(Stored data entries)
=== Section Start ===

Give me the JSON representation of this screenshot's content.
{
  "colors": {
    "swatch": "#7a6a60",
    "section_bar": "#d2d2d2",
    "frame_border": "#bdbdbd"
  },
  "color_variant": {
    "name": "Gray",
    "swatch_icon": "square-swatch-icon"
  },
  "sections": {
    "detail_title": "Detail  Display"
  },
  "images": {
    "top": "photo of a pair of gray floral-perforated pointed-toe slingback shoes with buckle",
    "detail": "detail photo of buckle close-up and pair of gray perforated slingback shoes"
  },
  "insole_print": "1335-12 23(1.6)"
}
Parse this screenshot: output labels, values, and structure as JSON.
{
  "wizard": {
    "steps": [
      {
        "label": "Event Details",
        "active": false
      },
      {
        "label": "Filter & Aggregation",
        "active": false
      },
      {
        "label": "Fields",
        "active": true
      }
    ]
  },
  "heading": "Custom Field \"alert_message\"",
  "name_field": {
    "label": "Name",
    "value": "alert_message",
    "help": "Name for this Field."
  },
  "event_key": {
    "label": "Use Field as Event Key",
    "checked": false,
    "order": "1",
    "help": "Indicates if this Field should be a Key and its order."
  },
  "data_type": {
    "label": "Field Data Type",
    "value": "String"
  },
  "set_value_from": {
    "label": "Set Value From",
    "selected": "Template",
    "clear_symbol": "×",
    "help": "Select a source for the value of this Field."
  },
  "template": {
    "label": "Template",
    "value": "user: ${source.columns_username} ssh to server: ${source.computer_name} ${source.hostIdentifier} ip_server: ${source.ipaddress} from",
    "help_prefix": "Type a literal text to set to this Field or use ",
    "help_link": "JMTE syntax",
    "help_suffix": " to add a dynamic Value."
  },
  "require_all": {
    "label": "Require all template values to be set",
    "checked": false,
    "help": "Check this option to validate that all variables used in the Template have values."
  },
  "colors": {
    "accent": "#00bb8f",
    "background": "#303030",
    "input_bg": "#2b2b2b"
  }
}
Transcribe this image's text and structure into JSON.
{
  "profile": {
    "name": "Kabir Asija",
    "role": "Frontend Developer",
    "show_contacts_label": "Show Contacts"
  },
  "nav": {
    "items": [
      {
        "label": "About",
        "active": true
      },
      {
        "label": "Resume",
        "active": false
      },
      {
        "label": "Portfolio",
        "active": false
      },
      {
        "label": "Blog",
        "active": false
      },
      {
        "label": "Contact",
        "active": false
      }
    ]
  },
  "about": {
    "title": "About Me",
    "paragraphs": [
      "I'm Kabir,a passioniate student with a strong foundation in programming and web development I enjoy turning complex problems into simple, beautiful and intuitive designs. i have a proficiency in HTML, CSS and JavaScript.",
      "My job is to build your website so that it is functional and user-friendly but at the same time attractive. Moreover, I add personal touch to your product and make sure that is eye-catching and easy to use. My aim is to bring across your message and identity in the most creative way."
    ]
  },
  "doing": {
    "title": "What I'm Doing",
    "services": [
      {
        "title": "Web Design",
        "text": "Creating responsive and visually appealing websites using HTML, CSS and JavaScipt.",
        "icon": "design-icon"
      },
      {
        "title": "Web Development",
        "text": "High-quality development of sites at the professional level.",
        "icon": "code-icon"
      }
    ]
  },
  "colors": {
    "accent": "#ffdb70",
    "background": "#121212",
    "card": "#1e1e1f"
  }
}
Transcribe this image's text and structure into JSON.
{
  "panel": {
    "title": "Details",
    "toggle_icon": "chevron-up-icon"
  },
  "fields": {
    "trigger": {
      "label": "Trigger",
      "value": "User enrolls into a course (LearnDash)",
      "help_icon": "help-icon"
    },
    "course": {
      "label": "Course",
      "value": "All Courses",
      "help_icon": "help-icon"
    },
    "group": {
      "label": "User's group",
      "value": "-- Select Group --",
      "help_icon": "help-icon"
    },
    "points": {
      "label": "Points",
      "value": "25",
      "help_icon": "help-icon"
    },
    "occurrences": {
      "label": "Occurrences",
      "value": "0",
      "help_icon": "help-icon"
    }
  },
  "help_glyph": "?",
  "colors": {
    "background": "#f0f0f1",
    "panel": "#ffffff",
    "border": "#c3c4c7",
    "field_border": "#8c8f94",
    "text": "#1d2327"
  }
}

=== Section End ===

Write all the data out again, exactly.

Give me the JSON representation of this screenshot's content.
{
  "colors": {
    "swatch": "#7a6a60",
    "section_bar": "#d2d2d2",
    "frame_border": "#bdbdbd"
  },
  "color_variant": {
    "name": "Gray",
    "swatch_icon": "square-swatch-icon"
  },
  "sections": {
    "detail_title": "Detail  Display"
  },
  "images": {
    "top": "photo of a pair of gray floral-perforated pointed-toe slingback shoes with buckle",
    "detail": "detail photo of buckle close-up and pair of gray perforated slingback shoes"
  },
  "insole_print": "1335-12 23(1.6)"
}
Parse this screenshot: output labels, values, and structure as JSON.
{
  "wizard": {
    "steps": [
      {
        "label": "Event Details",
        "active": false
      },
      {
        "label": "Filter & Aggregation",
        "active": false
      },
      {
        "label": "Fields",
        "active": true
      }
    ]
  },
  "heading": "Custom Field \"alert_message\"",
  "name_field": {
    "label": "Name",
    "value": "alert_message",
    "help": "Name for this Field."
  },
  "event_key": {
    "label": "Use Field as Event Key",
    "checked": false,
    "order": "1",
    "help": "Indicates if this Field should be a Key and its order."
  },
  "data_type": {
    "label": "Field Data Type",
    "value": "String"
  },
  "set_value_from": {
    "label": "Set Value From",
    "selected": "Template",
    "clear_symbol": "×",
    "help": "Select a source for the value of this Field."
  },
  "template": {
    "label": "Template",
    "value": "user: ${source.columns_username} ssh to server: ${source.computer_name} ${source.hostIdentifier} ip_server: ${source.ipaddress} from",
    "help_prefix": "Type a literal text to set to this Field or use ",
    "help_link": "JMTE syntax",
    "help_suffix": " to add a dynamic Value."
  },
  "require_all": {
    "label": "Require all template values to be set",
    "checked": false,
    "help": "Check this option to validate that all variables used in the Template have values."
  },
  "colors": {
    "accent": "#00bb8f",
    "background": "#303030",
    "input_bg": "#2b2b2b"
  }
}
Transcribe this image's text and structure into JSON.
{
  "profile": {
    "name": "Kabir Asija",
    "role": "Frontend Developer",
    "show_contacts_label": "Show Contacts"
  },
  "nav": {
    "items": [
      {
        "label": "About",
        "active": true
      },
      {
        "label": "Resume",
        "active": false
      },
      {
        "label": "Portfolio",
        "active": false
      },
      {
        "label": "Blog",
        "active": false
      },
      {
        "label": "Contact",
        "active": false
      }
    ]
  },
  "about": {
    "title": "About Me",
    "paragraphs": [
      "I'm Kabir,a passioniate student with a strong foundation in programming and web development I enjoy turning complex problems into simple, beautiful and intuitive designs. i have a proficiency in HTML, CSS and JavaScript.",
      "My job is to build your website so that it is functional and user-friendly but at the same time attractive. Moreover, I add personal touch to your product and make sure that is eye-catching and easy to use. My aim is to bring across your message and identity in the most creative way."
    ]
  },
  "doing": {
    "title": "What I'm Doing",
    "services": [
      {
        "title": "Web Design",
        "text": "Creating responsive and visually appealing websites using HTML, CSS and JavaScipt.",
        "icon": "design-icon"
      },
      {
        "title": "Web Development",
        "text": "High-quality development of sites at the professional level.",
        "icon": "code-icon"
      }
    ]
  },
  "colors": {
    "accent": "#ffdb70",
    "background": "#121212",
    "card": "#1e1e1f"
  }
}
Transcribe this image's text and structure into JSON.
{
  "panel": {
    "title": "Details",
    "toggle_icon": "chevron-up-icon"
  },
  "fields": {
    "trigger": {
      "label": "Trigger",
      "value": "User enrolls into a course (LearnDash)",
      "help_icon": "help-icon"
    },
    "course": {
      "label": "Course",
      "value": "All Courses",
      "help_icon": "help-icon"
    },
    "group": {
      "label": "User's group",
      "value": "-- Select Group --",
      "help_icon": "help-icon"
    },
    "points": {
      "label": "Points",
      "value": "25",
      "help_icon": "help-icon"
    },
    "occurrences": {
      "label": "Occurrences",
      "value": "0",
      "help_icon": "help-icon"
    }
  },
  "help_glyph": "?",
  "colors": {
    "background": "#f0f0f1",
    "panel": "#ffffff",
    "border": "#c3c4c7",
    "field_border": "#8c8f94",
    "text": "#1d2327"
  }
}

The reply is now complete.